## Gosset part 2: small sample statistics

### Scientific brewing at scale

Simulation was the key to to achieve world beer dominance. ‘Scientific’ Brewing at scale in the early 1900s Beer bottles cheers This post is an explainer about the small sample experiments performed by William S. Gosset. This post contains some R code that simulates his simulations1 and the resulting determination of the ideal sample size for inference. If you brew your own beer, or if you want to know how many samples you need to say something useful about your data, this post is for you. [Read More]

## William Sealy Gosset one of the first data scientists

### The father of the t-distribution

I think William Sealy Gosset, better known as ‘Student’ is the first data scientist. He used math to solve real world business problems, he worked on experimental design, small sample statistics, quality control, and beer. In fact, I think we should start a fanclub! And as the first member of that fanclub, I have been to the Guinness brewery to take a picture of Gosset’s only visible legacy there. W. S. [Read More]

## Setting up CSP on your hugo (+netlify) site

I recently got a compliment about having a content security policy (CSP) on my blog. But I’m not special, you can have one too! In this post I will show you how I created this policy and how you can too. I’m using the service report-uri.com which automates a lot the work. This is specific for building a hugo site using netlify. I am absolutely no expert and so this is mostly a description of what I did. [Read More]

## Quick post - detect and fix this ggplot2 antipattern

Recently one of my coworkers showed me a ggplot and although it is not wrong, it is also not ideal. Here is the TL:DR : Whenever you find yourself adding multiple geom_* to show different groups, reshape your data In software engineering there are things called antipatterns, ways of programming that lead you into potential trouble. This is one of them. I’m not saying it is incorrect, but it might lead you into trouble. [Read More]

## Graphing My Daily Phone Use

How many times do I look at my phone? I set up a small program on my phone to count the screen activations and logged to a file. In this post I show what went wrong and how to plot the results. The data I set up a small program on my phone that counts every day how many times I use my phone (to be specific, it counts the times the screen has been activated). [Read More]

## Logging my phone use with tasker

In this post I’ll show you how I logged my phone use with tasker, in a follow up post I’ll show you how I visualized that. I had a great vacation last week but relaxing in Spain I thought about my use of technology and became a bit concerned with how many times I actually look at my phone. But how many times a day do I actually look at my phone? [Read More]

## Running an R script on heroku

### Automate alllll the things!

In this post I will show you how to run an R script on heroku every day. This is a continuation of my previous post on tweeting a death from wikidata. Why would I want to run a script on heroku? It is extremely simple, you don’t need to spin up a machine in the cloud on AWS, Google, Azure or Nerdalize. You can just run the script and it works. [Read More]

## Tweeting daily famous deaths from wikidata to twitter with R and docker

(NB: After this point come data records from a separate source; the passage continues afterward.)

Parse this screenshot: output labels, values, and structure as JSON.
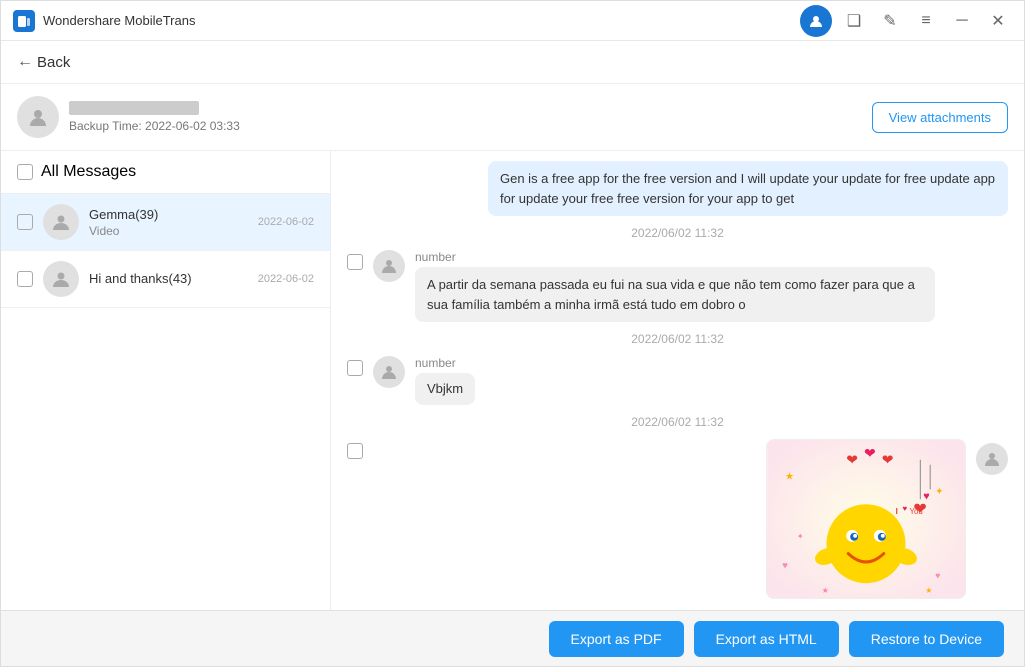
{
  "app": {
    "title": "Wondershare MobileTrans",
    "icon": "mobile-trans-icon"
  },
  "window_controls": {
    "profile_btn": "profile-button",
    "minimize": "─",
    "maximize": "❑",
    "edit": "✎",
    "menu": "≡",
    "close": "✕"
  },
  "header": {
    "back_label": "Back"
  },
  "profile": {
    "name_placeholder": "████████████",
    "backup_time": "Backup Time: 2022-06-02 03:33",
    "view_attachments": "View attachments"
  },
  "left_panel": {
    "all_messages_label": "All Messages",
    "conversations": [
      {
        "name": "Gemma(39)",
        "preview": "Video",
        "date": "2022-06-02",
        "active": true
      },
      {
        "name": "Hi and thanks(43)",
        "preview": "",
        "date": "2022-06-02",
        "active": false
      }
    ]
  },
  "messages": [
    {
      "type": "sent",
      "text": "Gen is a free app for the free version and I will update your update for free update app for update your free free version for your app to get",
      "timestamp": null,
      "sender": null
    },
    {
      "type": "timestamp",
      "value": "2022/06/02 11:32"
    },
    {
      "type": "received",
      "sender": "number",
      "text": "A partir da semana passada eu fui na sua vida e que não tem como fazer para que a sua família também a minha irmã está tudo em dobro o",
      "timestamp": null
    },
    {
      "type": "timestamp",
      "value": "2022/06/02 11:32"
    },
    {
      "type": "received",
      "sender": "number",
      "text": "Vbjkm",
      "timestamp": null
    },
    {
      "type": "timestamp",
      "value": "2022/06/02 11:32"
    },
    {
      "type": "image",
      "sender": null,
      "description": "Valentine sticker with hearts and emoji"
    }
  ],
  "footer": {
    "export_pdf": "Export as PDF",
    "export_html": "Export as HTML",
    "restore": "Restore to Device"
  }
}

### A tweet a day keeps the insanity at bay

In this explainer I walk you through the steps I took to create a twitter bot that tweets daily about people who died on that date. I created a script that queries wikidata, takes that information and creates a sentence. That sentence is then tweeted. For example: A tweet I literally just send out from the docker container I hope you are has excited as I am about this project. [Read More]

## interactive ggplot with tooltip using plotly

### tldr: wrap ggplotly around ggplot and add info in aes()

A quick Random R thing I use a lot, recently learned, and I want you to know it too. In this post I’ll show you how to make a quick interactive plot with ggplot and plotly, so that values are displayed when you hover your mouse over it. Why would you want this? If you are exploring the data, you want some quick insights into which values are where. [Read More]

## Use purrr to feed four cats

### Replacing a for loop with purrr::map_*

Use purrr to feed four cats In this example we will show you how to go from a ‘for loop’ to purrr. Use this as a cheatsheet when you want to replace your for loops. Imagine having 4 cats. (like this one:) Four real cats who need food, care and love to live a happy life. They are starting to meow, so it’s time to feed them. Our real life algorithm would be: [Read More]